Growing Basil Plants
Most Basil Plants Are Annuals
Most Basil plants are annuals which means that the plants produce leaves, then they will flower, and then generally are done with their life cycle although a few more leaves will still grow through the flowering process.
From start to finish, this cycle takes about 3-4 months, depending on your local climate. Basil plants can grow to 1-2 feet tall and over 3 feet around. Outdoors, basil plants prefer temperatures between 50 and 90 degrees. Anything above or below those temperatures cause the plants to stop growing leaves, they will flower profusely (in the case of above 90 degrees temperatures), and eventually die. Using mulch can help insulate the soil from the heat of the day and improves their longevity. Shop for Basil plants
Growing Sweet Basils
To grow Sweet Basils, daytime temperatures must be warm, but not too warm (around 75 to 90 degrees during the day), and the plants must get at least three to four hours of sunlight a day. Sweet Basils can be grown easily with filtered light (such as under a tree or next to a bright window indoors).
If it gets too hot, or too dry, or if the roots become pot bound, (or over crowded), the plant will begin its flowering process, which signals the end of its life. Once flowers are covering most of the plant, Basil rarely produces any more tasty leaves.
It is important to keep the soil moist and somewhat cool and to plant the Basil in a large pot; and to pinch off the flowers that begin to form as frequently as you can. Under perfect conditions, Basil plants can grow for up to 6 months in the ground, and up to four months in a pot.
To harvest Basil, always cut the branches or tops of the Basil off of the stems, only about a third of the way down, at an intersection of new leaves. Harvesting in this manner prompts the plant to start growing its tiny new leaves into branches of more leaves.

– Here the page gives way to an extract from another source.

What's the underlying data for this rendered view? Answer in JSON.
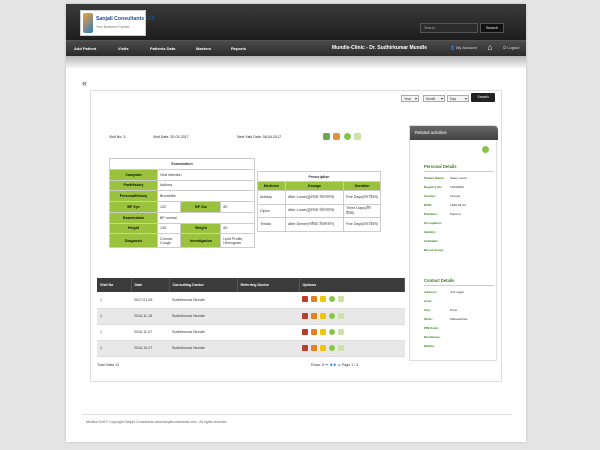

Pulling leaves off the stem without cutting the branch back stunts its growth. Your plant will begin flowering and you will get no new leaf growth. Once your plants start flowering, if they are left untrimmed, they will make seeds from the flowers and die soon after.
So, even if you are not ready to make pesto, prune your plants regularly, (you can store the leaves in the refrigerator for about a week or so, wrapped in a moist paper towel or chopped up with little olive oil over them), and your plants will be healthier and happier.
- Basil - Sweet Genovese
Basil - Sweet Genovese is our best Italian, large-leaf variety of Sweet Basil. The flavor is far superior to other Sweet Basil varieties and the leaves grow up to 3" long and 2" wide. This Basil is used for pesto, pasta, and many Italian recipes, as well as American recipes. The plants grow to about 2' tall and up to 3' in diameter.
- Basil - Mammoth
Basil - Mammoth is a lettuce-leaf variety from Italy that grows leaves as large as your hand with a bit stronger flavor than Sweet Genovese. Its leaves are ruffled with jagged edges, and the plants normally grow to be about 18" tall. In addition to making an excellent pesto, Mammoth leaves can be used whole on a sandwich.
- Lemon and Lime Basils
Lemon and Lime Basils are easy to grow, and they smell divine! They tend to flower heavily, but they will still produce lots of nice, usable leaves even when they flower. Use Lemon and Lime Basils in salads, dressings, and marinades or just for garnishing a plate.
- Basil - Purple Ruffles
Basil - Purple Ruffles is a dark red leaf variety with a similar flavor as Sweet Basil but with a touch more of a cinnamon taste. It grows the similar to Sweet Basil and can be used interchangeably. Purple Basil also makes a wonderful garnish or coloring for herb vinegars.
- Thai Basil
Thai Basil has a strong licorice flavor, gorgeous purplish stems, and a cluster of flowers that are extremely fragrant. Use Thai Basil in any kind of Thai cooking or stir-fry. To use Basil in cooking, add fresh leaves to anything and everything; there are no rules at all when it comes to basil.
What's Eating My Basils?
It is likely caterpillars and may possibly be grasshoppers or even snails or slugs. The easiest way to get rid of the caterpillars is by looking for them and removing them by hand. Look under all the leaves and see if you find any droppings they have left behind. If so, then it is definitely caterpillars eating your plants.
If you find no "evidence" of caterpillars, then could also be grasshoppers, which are generally easy to see and when you disturb the plant, they jump up. Slugs and snails come out only at night so you will rarely see them yourself although their trails can be seen sometimes in the sunlight.
A natural method of preventing them is to make a circle barrier of crushed eggshells around the soil at the base of the plant and that should stop them from climbing up the stalks. We also recommend a product called "Sluggo" as a great way to keep slugs and snails from devouring your plants.